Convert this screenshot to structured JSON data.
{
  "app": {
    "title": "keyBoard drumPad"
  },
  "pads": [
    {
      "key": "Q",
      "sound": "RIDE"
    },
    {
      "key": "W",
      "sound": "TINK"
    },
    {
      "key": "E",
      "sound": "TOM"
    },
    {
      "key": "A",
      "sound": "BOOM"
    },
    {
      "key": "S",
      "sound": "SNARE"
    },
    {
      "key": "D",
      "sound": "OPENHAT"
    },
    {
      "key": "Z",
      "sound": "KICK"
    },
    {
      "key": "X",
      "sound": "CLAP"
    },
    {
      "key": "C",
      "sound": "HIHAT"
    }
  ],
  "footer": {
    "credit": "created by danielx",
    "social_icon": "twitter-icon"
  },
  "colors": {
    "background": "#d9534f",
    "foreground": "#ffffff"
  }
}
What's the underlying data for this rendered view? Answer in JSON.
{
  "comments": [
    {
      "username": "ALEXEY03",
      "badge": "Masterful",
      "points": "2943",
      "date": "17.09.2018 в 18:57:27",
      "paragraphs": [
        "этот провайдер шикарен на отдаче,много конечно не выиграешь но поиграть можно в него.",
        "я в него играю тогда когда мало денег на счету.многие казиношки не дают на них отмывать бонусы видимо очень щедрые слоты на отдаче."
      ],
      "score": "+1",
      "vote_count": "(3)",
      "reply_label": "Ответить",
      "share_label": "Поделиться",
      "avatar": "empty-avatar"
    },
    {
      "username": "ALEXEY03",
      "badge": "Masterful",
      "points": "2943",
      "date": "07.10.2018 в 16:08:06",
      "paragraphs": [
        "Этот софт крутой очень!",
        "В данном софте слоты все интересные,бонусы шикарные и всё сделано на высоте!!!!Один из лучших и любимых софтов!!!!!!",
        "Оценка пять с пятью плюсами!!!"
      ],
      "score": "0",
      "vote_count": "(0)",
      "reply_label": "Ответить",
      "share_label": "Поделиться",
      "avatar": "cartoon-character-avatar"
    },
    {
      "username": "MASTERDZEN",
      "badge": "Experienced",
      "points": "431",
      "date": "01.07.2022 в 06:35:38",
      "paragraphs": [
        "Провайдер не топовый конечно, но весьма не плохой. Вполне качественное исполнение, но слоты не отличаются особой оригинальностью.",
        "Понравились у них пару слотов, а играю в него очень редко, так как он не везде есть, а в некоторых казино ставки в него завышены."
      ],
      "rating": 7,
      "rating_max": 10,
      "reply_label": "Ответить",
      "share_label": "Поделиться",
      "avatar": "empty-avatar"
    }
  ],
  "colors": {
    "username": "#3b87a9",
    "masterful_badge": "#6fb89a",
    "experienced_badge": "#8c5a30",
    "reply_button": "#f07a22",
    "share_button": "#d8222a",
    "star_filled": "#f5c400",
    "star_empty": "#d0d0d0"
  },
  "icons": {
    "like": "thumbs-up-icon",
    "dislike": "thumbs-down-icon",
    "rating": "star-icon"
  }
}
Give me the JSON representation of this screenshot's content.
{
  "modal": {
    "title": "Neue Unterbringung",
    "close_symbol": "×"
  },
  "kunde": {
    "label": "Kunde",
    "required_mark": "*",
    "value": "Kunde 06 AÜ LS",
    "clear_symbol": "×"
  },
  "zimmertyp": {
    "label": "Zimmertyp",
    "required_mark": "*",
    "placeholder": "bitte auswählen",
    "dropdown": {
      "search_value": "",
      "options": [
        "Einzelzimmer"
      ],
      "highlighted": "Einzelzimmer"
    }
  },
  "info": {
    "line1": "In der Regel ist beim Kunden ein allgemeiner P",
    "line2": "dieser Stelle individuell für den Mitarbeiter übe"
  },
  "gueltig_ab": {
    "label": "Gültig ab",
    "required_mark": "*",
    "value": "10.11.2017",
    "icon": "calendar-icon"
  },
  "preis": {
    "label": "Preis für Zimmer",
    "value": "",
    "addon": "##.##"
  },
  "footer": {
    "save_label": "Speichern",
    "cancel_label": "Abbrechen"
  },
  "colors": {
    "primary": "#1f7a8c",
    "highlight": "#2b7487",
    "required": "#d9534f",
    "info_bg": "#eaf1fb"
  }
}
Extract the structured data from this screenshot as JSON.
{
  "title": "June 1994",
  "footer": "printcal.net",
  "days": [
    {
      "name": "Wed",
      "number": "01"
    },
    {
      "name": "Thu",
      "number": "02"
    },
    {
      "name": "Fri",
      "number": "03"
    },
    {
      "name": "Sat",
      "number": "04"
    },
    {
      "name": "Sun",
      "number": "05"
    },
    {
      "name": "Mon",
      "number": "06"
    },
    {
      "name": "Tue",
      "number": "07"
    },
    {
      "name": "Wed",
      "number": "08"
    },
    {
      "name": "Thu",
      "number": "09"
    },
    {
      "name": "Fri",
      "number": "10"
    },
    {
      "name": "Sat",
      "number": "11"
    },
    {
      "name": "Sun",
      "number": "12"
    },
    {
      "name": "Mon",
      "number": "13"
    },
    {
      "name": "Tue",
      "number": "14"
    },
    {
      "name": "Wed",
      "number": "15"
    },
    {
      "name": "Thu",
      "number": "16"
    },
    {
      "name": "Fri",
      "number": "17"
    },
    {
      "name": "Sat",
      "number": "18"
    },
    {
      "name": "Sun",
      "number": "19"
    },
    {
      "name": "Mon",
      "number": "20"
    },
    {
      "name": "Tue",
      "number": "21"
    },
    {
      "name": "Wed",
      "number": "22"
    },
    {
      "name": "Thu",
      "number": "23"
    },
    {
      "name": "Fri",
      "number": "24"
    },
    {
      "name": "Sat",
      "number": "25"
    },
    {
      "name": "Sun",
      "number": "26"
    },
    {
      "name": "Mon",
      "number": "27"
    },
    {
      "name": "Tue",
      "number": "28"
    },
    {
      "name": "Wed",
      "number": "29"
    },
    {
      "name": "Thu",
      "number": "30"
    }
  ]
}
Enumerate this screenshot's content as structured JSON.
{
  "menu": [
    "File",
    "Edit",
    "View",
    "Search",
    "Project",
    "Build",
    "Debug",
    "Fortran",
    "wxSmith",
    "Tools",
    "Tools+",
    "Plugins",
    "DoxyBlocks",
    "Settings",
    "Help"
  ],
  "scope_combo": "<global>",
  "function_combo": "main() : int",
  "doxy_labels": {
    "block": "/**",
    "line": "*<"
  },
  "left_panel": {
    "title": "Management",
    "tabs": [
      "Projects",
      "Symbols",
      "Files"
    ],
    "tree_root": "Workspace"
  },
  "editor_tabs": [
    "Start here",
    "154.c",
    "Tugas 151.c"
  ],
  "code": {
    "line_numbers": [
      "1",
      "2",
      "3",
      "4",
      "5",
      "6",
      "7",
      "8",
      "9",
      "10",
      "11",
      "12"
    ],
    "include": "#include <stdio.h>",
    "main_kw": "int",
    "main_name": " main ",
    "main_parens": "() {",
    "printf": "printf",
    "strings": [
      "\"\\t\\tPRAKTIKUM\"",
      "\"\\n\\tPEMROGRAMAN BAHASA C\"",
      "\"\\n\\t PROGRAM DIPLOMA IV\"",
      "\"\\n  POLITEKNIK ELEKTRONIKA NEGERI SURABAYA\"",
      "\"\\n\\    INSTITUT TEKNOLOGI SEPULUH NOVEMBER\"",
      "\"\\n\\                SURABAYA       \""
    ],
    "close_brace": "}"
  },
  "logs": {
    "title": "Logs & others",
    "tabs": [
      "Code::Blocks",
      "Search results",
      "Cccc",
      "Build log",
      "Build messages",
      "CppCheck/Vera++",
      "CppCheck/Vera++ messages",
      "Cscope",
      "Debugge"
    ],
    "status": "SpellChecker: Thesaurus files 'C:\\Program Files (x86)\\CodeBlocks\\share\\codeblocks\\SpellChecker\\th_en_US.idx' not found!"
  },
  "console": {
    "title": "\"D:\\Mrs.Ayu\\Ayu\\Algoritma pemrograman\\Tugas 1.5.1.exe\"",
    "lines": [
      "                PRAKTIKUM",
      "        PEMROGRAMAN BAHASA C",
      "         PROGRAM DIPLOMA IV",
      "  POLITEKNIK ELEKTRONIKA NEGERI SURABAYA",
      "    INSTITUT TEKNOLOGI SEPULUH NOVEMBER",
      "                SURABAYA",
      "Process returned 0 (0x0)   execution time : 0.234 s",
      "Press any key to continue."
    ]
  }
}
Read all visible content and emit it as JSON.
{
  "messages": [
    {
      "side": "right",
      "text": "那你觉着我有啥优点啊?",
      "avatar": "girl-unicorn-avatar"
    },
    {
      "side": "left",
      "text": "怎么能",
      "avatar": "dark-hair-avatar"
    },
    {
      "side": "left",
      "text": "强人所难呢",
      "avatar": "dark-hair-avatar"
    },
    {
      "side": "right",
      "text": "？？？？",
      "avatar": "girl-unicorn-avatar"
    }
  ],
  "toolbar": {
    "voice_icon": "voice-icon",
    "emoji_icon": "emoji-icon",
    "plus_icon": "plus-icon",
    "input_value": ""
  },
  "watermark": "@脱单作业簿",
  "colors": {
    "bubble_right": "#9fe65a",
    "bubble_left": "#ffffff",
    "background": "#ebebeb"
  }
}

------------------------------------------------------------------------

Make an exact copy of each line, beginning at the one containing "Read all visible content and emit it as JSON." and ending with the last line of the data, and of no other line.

Read all visible content and emit it as JSON.
{
  "messages": [
    {
      "side": "right",
      "text": "那你觉着我有啥优点啊?",
      "avatar": "girl-unicorn-avatar"
    },
    {
      "side": "left",
      "text": "怎么能",
      "avatar": "dark-hair-avatar"
    },
    {
      "side": "left",
      "text": "强人所难呢",
      "avatar": "dark-hair-avatar"
    },
    {
      "side": "right",
      "text": "？？？？",
      "avatar": "girl-unicorn-avatar"
    }
  ],
  "toolbar": {
    "voice_icon": "voice-icon",
    "emoji_icon": "emoji-icon",
    "plus_icon": "plus-icon",
    "input_value": ""
  },
  "watermark": "@脱单作业簿",
  "colors": {
    "bubble_right": "#9fe65a",
    "bubble_left": "#ffffff",
    "background": "#ebebeb"
  }
}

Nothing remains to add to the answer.